U.S. Demographics Changing; Businesses That Adapt To Diversity Will Move Out Ahead of Others

Wednesday, September 1, 2010
Contact: Susan Klopfer, MBA
Group Klopfer
Cell 505-728-7924

U.S. citizens are changing, whether they know it or not. “Besides getting older, our skin color is changing. Even our taste for food, how we dress and the religions we follow are undergoing major transformation.

“From businesses to families — new languages, new relationships and new music and entertainment are emerging into our lives,” says diversity expert, Susan Klopfer.

People once called “minorities” are becoming the majority and are introducing a whole new set of likes and dislikes…and requirements, says Klopfer, who is also a civil rights author and diversity consultant.

Klopfer draws on vital statistics, like this data recently reported by the U.S. government: half the country’s population will be members of ethnic minorities by 2050, according to the Census Bureau.

How can businesses−from banks to colleges (large and small)−adapt to what some see as chaos, and thrive?

It is clear, some organizations are having a very difficult time addressing the needs of new employees, Klopfer states — “…those employees who are not part of the curret majority group, which is typically white and male.”

“Unfortunately, some businesses are not recognizing the importance of the changing workforce and marketplace and many are being sued left and right over employment discrimination.” Klopfer shares some shocking statistics:

In one major study using data from the Equal Employment Opportunity
Commission, discrimination charges increased by 77 percent in a 7-year period. Of these complaints, 37 percent sued over racial discrimination, 31 percent charged sexual discrimination and harassment, 9 percent alleged discrimination based on national origin and the remaining 23 percent of the complaints were mixed, and included discrimination based religion, age, disability and other allegations.

Klopfer adds to this, a study by the U.S. Department of Justice finding that lawsuits claiming discrimination in the workplace more than tripled in the late 1990s.

“Here is the trend: more than 82,000 private-sector discrimination charge filings were received in Fiscal Year 2007 by EEOC, representing the largest single-year increase since the 1990s. Two years later, there were over 93,000 workplace discrimination charges filed with the EEOC nationwide during Fiscal Year 2009, the second highest level ever, and monetary relief obtained for victims totaled over $376 million.”

In fact, more people with disabilities filed charges of discrimination against their employers that year than at any other time in the 20-year history of the Americans with Disabilities Act, Klopfer adds.

But there is an answer, a way to take advantage of the unique opportunities embedded in diversity, Klopfer says, with education serving as the major key.

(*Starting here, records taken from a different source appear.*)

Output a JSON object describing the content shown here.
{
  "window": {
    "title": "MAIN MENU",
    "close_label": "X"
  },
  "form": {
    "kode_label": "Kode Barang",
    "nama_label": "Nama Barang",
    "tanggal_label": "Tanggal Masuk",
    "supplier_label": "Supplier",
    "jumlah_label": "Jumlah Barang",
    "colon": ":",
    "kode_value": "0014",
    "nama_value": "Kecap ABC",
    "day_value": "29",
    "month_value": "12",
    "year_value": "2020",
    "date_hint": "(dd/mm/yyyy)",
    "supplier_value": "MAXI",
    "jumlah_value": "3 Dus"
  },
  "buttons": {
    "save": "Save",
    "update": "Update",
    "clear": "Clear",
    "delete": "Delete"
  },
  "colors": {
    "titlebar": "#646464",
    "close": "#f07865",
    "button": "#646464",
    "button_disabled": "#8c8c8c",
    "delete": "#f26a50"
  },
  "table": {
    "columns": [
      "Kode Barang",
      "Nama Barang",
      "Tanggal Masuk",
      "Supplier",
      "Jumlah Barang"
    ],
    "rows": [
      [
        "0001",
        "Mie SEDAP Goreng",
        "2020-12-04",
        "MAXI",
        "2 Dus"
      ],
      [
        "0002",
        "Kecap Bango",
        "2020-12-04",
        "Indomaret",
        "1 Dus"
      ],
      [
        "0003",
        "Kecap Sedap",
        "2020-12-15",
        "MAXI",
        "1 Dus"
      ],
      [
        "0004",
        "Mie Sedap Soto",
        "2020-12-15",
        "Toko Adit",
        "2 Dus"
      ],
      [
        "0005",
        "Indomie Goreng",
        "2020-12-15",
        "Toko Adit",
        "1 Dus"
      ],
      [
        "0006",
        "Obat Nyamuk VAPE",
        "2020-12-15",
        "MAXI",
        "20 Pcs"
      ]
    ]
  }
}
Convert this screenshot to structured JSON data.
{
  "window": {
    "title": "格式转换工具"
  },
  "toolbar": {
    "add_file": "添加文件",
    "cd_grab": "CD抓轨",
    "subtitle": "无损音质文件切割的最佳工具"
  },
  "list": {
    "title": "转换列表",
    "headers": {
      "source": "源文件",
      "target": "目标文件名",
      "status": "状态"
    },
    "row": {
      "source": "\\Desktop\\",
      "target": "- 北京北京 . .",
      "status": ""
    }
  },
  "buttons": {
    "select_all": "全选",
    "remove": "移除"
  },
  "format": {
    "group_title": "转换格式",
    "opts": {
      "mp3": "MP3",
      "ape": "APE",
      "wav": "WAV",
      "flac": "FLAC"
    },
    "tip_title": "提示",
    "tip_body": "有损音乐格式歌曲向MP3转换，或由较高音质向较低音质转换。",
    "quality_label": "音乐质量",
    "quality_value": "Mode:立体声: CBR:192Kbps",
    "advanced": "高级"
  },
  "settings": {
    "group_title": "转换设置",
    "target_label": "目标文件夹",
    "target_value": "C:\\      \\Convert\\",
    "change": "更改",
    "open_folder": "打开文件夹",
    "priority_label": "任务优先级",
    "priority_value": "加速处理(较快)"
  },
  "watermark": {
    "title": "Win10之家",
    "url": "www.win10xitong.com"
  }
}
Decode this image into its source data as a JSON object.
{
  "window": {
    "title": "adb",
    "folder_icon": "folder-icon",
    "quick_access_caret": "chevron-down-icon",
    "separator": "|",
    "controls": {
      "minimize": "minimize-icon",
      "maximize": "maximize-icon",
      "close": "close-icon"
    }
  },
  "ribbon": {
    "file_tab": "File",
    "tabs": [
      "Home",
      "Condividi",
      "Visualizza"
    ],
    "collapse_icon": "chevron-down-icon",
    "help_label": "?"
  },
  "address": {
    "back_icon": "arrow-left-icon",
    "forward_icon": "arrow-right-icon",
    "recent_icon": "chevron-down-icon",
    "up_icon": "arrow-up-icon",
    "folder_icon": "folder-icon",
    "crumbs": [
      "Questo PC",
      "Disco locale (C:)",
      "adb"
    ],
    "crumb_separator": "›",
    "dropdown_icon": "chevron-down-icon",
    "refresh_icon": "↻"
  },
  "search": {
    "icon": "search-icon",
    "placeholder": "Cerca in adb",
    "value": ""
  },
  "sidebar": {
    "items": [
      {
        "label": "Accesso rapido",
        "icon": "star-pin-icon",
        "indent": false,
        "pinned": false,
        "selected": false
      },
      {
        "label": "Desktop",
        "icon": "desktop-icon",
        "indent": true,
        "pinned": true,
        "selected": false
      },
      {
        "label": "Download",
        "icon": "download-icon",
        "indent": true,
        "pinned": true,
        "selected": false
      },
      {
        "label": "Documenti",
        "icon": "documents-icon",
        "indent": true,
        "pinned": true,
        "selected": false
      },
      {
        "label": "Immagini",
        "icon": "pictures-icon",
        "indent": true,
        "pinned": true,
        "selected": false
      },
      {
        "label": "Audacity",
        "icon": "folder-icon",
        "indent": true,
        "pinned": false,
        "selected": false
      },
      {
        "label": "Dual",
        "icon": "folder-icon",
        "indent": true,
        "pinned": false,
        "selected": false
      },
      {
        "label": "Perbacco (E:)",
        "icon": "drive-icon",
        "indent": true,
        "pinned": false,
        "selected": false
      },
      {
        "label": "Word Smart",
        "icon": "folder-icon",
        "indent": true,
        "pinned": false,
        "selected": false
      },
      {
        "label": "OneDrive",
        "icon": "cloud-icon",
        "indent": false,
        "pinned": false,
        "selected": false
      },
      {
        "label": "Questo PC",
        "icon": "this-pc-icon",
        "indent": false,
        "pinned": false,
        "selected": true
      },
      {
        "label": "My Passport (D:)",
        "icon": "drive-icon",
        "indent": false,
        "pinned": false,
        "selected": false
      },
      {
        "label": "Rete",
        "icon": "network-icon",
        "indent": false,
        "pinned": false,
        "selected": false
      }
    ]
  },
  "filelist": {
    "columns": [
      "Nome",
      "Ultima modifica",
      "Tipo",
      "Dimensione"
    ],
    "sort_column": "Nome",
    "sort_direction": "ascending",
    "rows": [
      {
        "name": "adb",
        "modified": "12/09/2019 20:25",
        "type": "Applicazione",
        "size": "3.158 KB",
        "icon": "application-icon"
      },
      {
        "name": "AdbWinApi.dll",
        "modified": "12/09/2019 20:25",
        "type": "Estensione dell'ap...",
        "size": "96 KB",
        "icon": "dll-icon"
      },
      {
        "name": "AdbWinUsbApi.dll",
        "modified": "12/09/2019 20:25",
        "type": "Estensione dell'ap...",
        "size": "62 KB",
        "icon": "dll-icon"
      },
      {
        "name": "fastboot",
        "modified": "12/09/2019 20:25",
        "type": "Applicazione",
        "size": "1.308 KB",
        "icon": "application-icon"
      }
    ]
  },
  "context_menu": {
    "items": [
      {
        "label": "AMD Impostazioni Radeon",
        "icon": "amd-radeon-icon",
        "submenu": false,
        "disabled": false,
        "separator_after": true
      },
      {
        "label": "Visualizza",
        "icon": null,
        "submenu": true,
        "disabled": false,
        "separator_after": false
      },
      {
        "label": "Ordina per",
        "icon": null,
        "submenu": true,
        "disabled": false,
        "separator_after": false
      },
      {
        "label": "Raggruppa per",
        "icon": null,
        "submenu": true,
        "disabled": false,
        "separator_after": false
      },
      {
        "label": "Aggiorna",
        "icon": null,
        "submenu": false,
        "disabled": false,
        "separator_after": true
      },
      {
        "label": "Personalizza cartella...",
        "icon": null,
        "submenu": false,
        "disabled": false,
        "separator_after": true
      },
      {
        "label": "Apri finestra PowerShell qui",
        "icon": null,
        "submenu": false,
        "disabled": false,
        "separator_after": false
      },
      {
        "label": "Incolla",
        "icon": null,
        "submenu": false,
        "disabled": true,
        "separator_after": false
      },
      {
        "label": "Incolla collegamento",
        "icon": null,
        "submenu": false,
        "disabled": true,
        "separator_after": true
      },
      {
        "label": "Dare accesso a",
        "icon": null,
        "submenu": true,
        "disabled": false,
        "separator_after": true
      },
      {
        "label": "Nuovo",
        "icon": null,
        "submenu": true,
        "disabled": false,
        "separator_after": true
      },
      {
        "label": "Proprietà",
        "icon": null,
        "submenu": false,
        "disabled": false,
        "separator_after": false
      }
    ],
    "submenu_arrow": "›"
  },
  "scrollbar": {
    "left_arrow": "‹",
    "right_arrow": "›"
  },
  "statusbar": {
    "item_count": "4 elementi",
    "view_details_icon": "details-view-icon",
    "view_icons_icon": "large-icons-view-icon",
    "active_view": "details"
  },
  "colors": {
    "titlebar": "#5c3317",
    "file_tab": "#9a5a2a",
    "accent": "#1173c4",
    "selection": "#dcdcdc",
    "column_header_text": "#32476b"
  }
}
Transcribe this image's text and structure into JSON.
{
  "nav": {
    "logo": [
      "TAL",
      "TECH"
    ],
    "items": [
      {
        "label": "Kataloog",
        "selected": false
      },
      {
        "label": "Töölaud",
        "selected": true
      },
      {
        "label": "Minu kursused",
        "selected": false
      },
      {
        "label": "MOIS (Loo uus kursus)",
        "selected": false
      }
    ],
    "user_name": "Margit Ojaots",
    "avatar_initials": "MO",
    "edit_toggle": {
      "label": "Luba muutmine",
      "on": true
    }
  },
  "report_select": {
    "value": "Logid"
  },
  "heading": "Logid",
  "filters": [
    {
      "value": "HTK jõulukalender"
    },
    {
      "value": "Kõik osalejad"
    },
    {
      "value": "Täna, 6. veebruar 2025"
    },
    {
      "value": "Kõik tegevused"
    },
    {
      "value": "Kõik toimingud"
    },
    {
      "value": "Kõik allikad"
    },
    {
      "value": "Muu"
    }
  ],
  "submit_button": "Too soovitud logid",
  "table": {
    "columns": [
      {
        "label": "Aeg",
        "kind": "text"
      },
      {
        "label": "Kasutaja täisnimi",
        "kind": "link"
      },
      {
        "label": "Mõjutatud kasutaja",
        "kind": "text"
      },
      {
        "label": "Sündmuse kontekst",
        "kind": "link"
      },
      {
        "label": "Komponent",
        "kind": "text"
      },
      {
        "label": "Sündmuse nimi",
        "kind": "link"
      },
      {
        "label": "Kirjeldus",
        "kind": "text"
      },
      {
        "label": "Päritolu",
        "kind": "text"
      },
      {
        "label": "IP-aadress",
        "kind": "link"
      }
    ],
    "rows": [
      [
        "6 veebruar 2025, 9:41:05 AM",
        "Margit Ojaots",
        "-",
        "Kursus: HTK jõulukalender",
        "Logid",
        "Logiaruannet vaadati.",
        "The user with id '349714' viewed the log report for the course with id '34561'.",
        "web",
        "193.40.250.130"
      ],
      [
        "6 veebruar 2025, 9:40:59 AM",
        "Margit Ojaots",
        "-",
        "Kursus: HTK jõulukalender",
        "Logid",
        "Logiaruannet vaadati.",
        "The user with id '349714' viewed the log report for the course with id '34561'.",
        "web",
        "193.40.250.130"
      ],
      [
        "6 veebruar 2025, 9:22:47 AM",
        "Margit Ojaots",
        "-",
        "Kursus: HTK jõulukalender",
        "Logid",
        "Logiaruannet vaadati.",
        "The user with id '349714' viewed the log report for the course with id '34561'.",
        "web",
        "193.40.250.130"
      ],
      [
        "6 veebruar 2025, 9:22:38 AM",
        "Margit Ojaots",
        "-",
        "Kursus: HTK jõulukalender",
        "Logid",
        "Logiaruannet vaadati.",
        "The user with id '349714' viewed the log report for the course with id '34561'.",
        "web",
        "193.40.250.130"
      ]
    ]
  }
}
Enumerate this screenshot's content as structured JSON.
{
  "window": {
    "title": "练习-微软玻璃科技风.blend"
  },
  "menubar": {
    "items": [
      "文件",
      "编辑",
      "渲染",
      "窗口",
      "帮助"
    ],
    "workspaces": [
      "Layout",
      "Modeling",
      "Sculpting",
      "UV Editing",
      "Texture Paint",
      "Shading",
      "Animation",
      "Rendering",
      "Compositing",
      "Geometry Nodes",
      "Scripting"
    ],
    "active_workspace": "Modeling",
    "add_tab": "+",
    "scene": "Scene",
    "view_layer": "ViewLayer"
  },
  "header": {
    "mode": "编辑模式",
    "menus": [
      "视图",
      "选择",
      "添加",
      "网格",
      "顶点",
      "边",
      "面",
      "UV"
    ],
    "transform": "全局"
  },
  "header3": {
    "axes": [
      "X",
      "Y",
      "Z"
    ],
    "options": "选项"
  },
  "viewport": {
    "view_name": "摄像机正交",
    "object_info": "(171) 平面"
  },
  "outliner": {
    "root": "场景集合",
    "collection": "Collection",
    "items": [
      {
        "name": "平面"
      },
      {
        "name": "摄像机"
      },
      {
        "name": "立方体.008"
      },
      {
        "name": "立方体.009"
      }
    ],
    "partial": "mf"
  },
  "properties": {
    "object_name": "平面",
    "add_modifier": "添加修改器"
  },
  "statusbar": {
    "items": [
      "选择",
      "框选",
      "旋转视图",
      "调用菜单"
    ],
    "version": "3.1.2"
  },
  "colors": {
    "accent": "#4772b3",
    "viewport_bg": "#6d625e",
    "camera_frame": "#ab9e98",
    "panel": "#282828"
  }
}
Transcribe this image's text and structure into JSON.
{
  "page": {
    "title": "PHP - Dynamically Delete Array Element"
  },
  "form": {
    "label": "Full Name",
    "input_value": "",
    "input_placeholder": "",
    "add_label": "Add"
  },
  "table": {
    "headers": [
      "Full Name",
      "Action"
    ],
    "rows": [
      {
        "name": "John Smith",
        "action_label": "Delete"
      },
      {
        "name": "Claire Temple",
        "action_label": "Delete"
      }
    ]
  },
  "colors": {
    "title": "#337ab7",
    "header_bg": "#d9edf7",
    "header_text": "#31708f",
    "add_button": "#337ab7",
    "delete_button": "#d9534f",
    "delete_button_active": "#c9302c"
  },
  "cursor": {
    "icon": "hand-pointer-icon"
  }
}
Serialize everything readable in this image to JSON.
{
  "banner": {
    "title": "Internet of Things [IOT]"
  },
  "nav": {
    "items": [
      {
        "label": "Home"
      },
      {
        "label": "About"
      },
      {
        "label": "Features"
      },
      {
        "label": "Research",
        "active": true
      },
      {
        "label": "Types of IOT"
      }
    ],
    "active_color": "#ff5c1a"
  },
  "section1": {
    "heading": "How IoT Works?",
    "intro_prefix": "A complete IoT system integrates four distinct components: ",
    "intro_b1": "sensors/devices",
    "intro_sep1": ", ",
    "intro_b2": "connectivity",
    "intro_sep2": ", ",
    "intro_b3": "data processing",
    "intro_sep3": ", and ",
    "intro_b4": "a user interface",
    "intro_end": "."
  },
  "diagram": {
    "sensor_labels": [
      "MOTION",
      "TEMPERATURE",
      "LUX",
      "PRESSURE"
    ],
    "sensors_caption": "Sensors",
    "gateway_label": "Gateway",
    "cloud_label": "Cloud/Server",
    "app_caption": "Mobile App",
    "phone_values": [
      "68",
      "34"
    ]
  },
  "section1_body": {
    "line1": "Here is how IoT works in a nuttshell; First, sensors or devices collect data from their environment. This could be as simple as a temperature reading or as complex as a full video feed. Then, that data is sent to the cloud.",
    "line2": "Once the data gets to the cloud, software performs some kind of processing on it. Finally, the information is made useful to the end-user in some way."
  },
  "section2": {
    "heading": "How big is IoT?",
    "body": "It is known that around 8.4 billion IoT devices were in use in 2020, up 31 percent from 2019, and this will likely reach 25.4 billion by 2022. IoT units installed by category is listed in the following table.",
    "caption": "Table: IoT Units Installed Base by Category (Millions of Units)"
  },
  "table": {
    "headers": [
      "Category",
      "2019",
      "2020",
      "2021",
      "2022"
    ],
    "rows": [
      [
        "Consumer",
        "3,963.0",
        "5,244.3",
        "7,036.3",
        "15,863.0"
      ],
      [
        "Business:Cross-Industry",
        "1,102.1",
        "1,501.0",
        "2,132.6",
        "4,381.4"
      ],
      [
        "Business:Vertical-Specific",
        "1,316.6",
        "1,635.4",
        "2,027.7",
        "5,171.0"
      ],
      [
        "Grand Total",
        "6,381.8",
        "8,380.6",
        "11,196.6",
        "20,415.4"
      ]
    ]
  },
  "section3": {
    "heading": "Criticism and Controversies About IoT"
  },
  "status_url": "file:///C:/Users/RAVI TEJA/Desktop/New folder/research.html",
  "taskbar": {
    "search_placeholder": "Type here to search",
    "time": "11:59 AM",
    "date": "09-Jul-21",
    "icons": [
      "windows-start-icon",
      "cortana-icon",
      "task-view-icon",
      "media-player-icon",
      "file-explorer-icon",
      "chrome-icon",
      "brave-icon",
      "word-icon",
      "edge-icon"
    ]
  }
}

She has announced four free, 30-minute diversity education webinars geared for business owners and executives. “But anyone can attend,” she adds.

Titled “Five Costly Diversity Mistakes Companies Make — And How to Avoid Them,” each online session addresses how organizations and businesses often respond to diversity changes, “…unfortunately, too often in ways that damage their ability to market successfully to all segments of today’s diverse populations. Companies will be challenged to answer such questions as −

Are you ready to attract new diverse and global customers? Will your company be able to hire and keep the best employees? Is your organization stuck with being afraid of getting sued because of discrimination or harassment perpetrated, without your knowledge, by your own untrained employees?

The Iowa-based consultant states workshops are available to “anyone looking for sensible answers to these questions and more.” Attendees will receive a gift valued at $500, Klopfer said. “Each session contains the same information; we’re mixing dates and times to accommodate as many people as possible.”

Online session dates are set for Wed, Sep 8, 2010 4:00 PM – 4:30 PM CDT , Thu, Sep 9, 2010 10:00 AM – 10:30 AM CDT , Fri, Sep 10, 2010 10:00 AM – 10:30 AM CDT, Mon, Sep 13, 2010 1:00 PM – 2:30 PM CDT.


– End –